## SOURCE MATERIAL
::::::::::

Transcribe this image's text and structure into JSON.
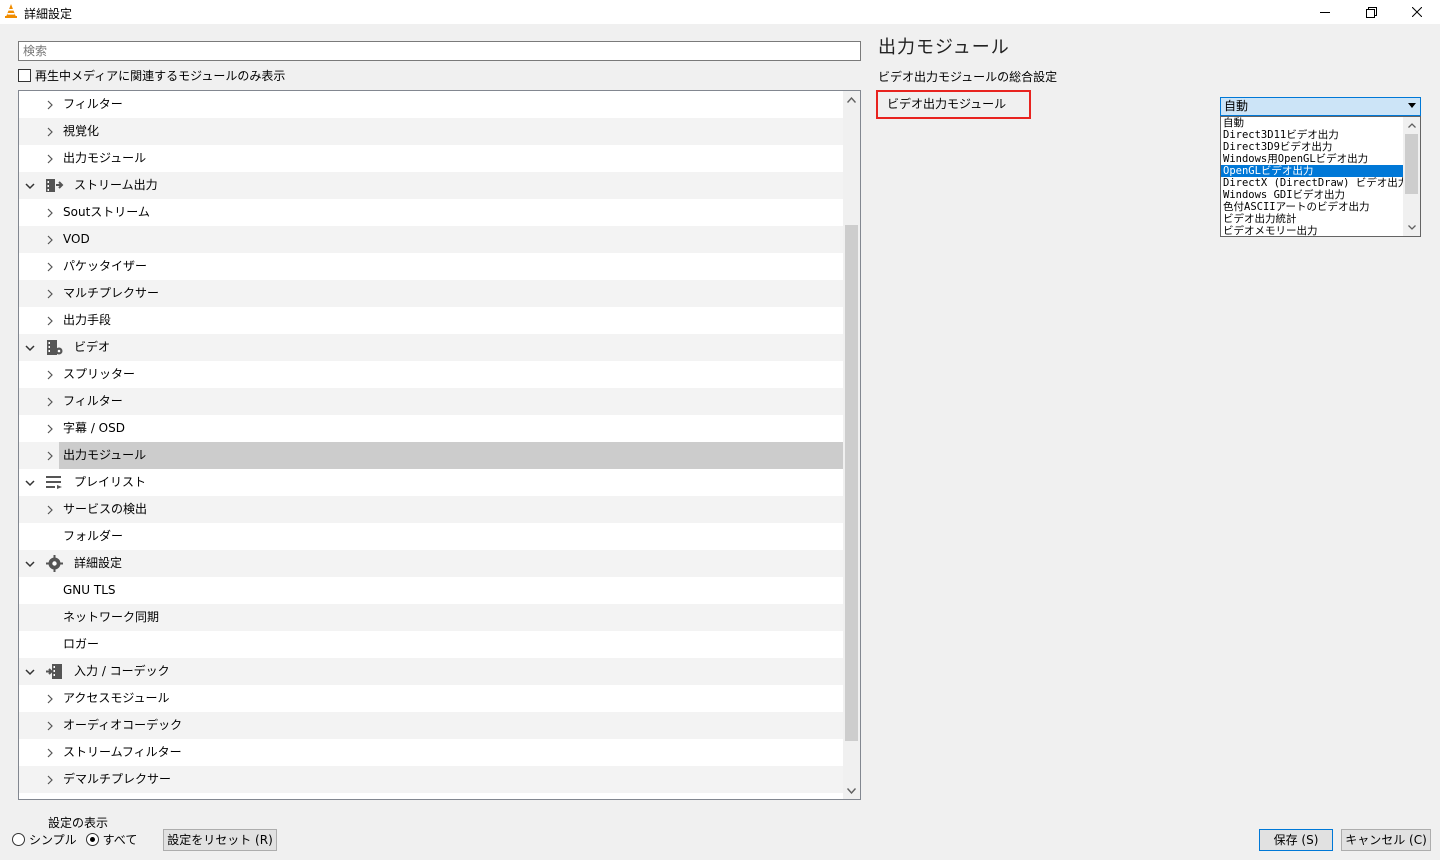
{
  "window": {
    "title": "詳細設定"
  },
  "search": {
    "placeholder": "検索"
  },
  "filter_checkbox": {
    "label": "再生中メディアに関連するモジュールのみ表示",
    "checked": false
  },
  "tree": {
    "rows": [
      {
        "label": "フィルター",
        "level": 2,
        "expander": "right"
      },
      {
        "label": "視覚化",
        "level": 2,
        "expander": "right"
      },
      {
        "label": "出力モジュール",
        "level": 2,
        "expander": "right"
      },
      {
        "label": "ストリーム出力",
        "level": 1,
        "expander": "down",
        "icon": "stream-output-icon"
      },
      {
        "label": "Soutストリーム",
        "level": 2,
        "expander": "right"
      },
      {
        "label": "VOD",
        "level": 2,
        "expander": "right"
      },
      {
        "label": "パケッタイザー",
        "level": 2,
        "expander": "right"
      },
      {
        "label": "マルチプレクサー",
        "level": 2,
        "expander": "right"
      },
      {
        "label": "出力手段",
        "level": 2,
        "expander": "right"
      },
      {
        "label": "ビデオ",
        "level": 1,
        "expander": "down",
        "icon": "video-icon"
      },
      {
        "label": "スプリッター",
        "level": 2,
        "expander": "right"
      },
      {
        "label": "フィルター",
        "level": 2,
        "expander": "right"
      },
      {
        "label": "字幕 / OSD",
        "level": 2,
        "expander": "right"
      },
      {
        "label": "出力モジュール",
        "level": 2,
        "expander": "right",
        "selected": true
      },
      {
        "label": "プレイリスト",
        "level": 1,
        "expander": "down",
        "icon": "playlist-icon"
      },
      {
        "label": "サービスの検出",
        "level": 2,
        "expander": "right"
      },
      {
        "label": "フォルダー",
        "level": 2,
        "expander": "none"
      },
      {
        "label": "詳細設定",
        "level": 1,
        "expander": "down",
        "icon": "advanced-settings-icon"
      },
      {
        "label": "GNU TLS",
        "level": 2,
        "expander": "none"
      },
      {
        "label": "ネットワーク同期",
        "level": 2,
        "expander": "none"
      },
      {
        "label": "ロガー",
        "level": 2,
        "expander": "none"
      },
      {
        "label": "入力 / コーデック",
        "level": 1,
        "expander": "down",
        "icon": "input-codec-icon"
      },
      {
        "label": "アクセスモジュール",
        "level": 2,
        "expander": "right"
      },
      {
        "label": "オーディオコーデック",
        "level": 2,
        "expander": "right"
      },
      {
        "label": "ストリームフィルター",
        "level": 2,
        "expander": "right"
      },
      {
        "label": "デマルチプレクサー",
        "level": 2,
        "expander": "right"
      }
    ]
  },
  "panel": {
    "title": "出力モジュール",
    "section_title": "ビデオ出力モジュールの総合設定",
    "setting_label": "ビデオ出力モジュール",
    "combo_value": "自動",
    "options": [
      "自動",
      "Direct3D11ビデオ出力",
      "Direct3D9ビデオ出力",
      "Windows用OpenGLビデオ出力",
      "OpenGLビデオ出力",
      "DirectX (DirectDraw) ビデオ出力",
      "Windows GDIビデオ出力",
      "色付ASCIIアートのビデオ出力",
      "ビデオ出力統計",
      "ビデオメモリー出力"
    ],
    "selected_option_index": 4
  },
  "footer": {
    "view_label": "設定の表示",
    "radio_simple": "シンプル",
    "radio_all": "すべて",
    "reset_button": "設定をリセット (R)",
    "save_button": "保存 (S)",
    "cancel_button": "キャンセル (C)"
  },
  "colors": {
    "accent": "#0078d7",
    "highlight_box": "#e8231f",
    "selected_row": "#cccccc"
  }
}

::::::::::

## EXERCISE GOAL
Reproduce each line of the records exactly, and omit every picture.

## EXERCISE RESPONSE
Transcribe this image's text and structure into JSON.
{
  "window": {
    "title": "詳細設定"
  },
  "search": {
    "placeholder": "検索"
  },
  "filter_checkbox": {
    "label": "再生中メディアに関連するモジュールのみ表示",
    "checked": false
  },
  "tree": {
    "rows": [
      {
        "label": "フィルター",
        "level": 2,
        "expander": "right"
      },
      {
        "label": "視覚化",
        "level": 2,
        "expander": "right"
      },
      {
        "label": "出力モジュール",
        "level": 2,
        "expander": "right"
      },
      {
        "label": "ストリーム出力",
        "level": 1,
        "expander": "down",
        "icon": "stream-output-icon"
      },
      {
        "label": "Soutストリーム",
        "level": 2,
        "expander": "right"
      },
      {
        "label": "VOD",
        "level": 2,
        "expander": "right"
      },
      {
        "label": "パケッタイザー",
        "level": 2,
        "expander": "right"
      },
      {
        "label": "マルチプレクサー",
        "level": 2,
        "expander": "right"
      },
      {
        "label": "出力手段",
        "level": 2,
        "expander": "right"
      },
      {
        "label": "ビデオ",
        "level": 1,
        "expander": "down",
        "icon": "video-icon"
      },
      {
        "label": "スプリッター",
        "level": 2,
        "expander": "right"
      },
      {
        "label": "フィルター",
        "level": 2,
        "expander": "right"
      },
      {
        "label": "字幕 / OSD",
        "level": 2,
        "expander": "right"
      },
      {
        "label": "出力モジュール",
        "level": 2,
        "expander": "right",
        "selected": true
      },
      {
        "label": "プレイリスト",
        "level": 1,
        "expander": "down",
        "icon": "playlist-icon"
      },
      {
        "label": "サービスの検出",
        "level": 2,
        "expander": "right"
      },
      {
        "label": "フォルダー",
        "level": 2,
        "expander": "none"
      },
      {
        "label": "詳細設定",
        "level": 1,
        "expander": "down",
        "icon": "advanced-settings-icon"
      },
      {
        "label": "GNU TLS",
        "level": 2,
        "expander": "none"
      },
      {
        "label": "ネットワーク同期",
        "level": 2,
        "expander": "none"
      },
      {
        "label": "ロガー",
        "level": 2,
        "expander": "none"
      },
      {
        "label": "入力 / コーデック",
        "level": 1,
        "expander": "down",
        "icon": "input-codec-icon"
      },
      {
        "label": "アクセスモジュール",
        "level": 2,
        "expander": "right"
      },
      {
        "label": "オーディオコーデック",
        "level": 2,
        "expander": "right"
      },
      {
        "label": "ストリームフィルター",
        "level": 2,
        "expander": "right"
      },
      {
        "label": "デマルチプレクサー",
        "level": 2,
        "expander": "right"
      }
    ]
  },
  "panel": {
    "title": "出力モジュール",
    "section_title": "ビデオ出力モジュールの総合設定",
    "setting_label": "ビデオ出力モジュール",
    "combo_value": "自動",
    "options": [
      "自動",
      "Direct3D11ビデオ出力",
      "Direct3D9ビデオ出力",
      "Windows用OpenGLビデオ出力",
      "OpenGLビデオ出力",
      "DirectX (DirectDraw) ビデオ出力",
      "Windows GDIビデオ出力",
      "色付ASCIIアートのビデオ出力",
      "ビデオ出力統計",
      "ビデオメモリー出力"
    ],
    "selected_option_index": 4
  },
  "footer": {
    "view_label": "設定の表示",
    "radio_simple": "シンプル",
    "radio_all": "すべて",
    "reset_button": "設定をリセット (R)",
    "save_button": "保存 (S)",
    "cancel_button": "キャンセル (C)"
  },
  "colors": {
    "accent": "#0078d7",
    "highlight_box": "#e8231f",
    "selected_row": "#cccccc"
  }
}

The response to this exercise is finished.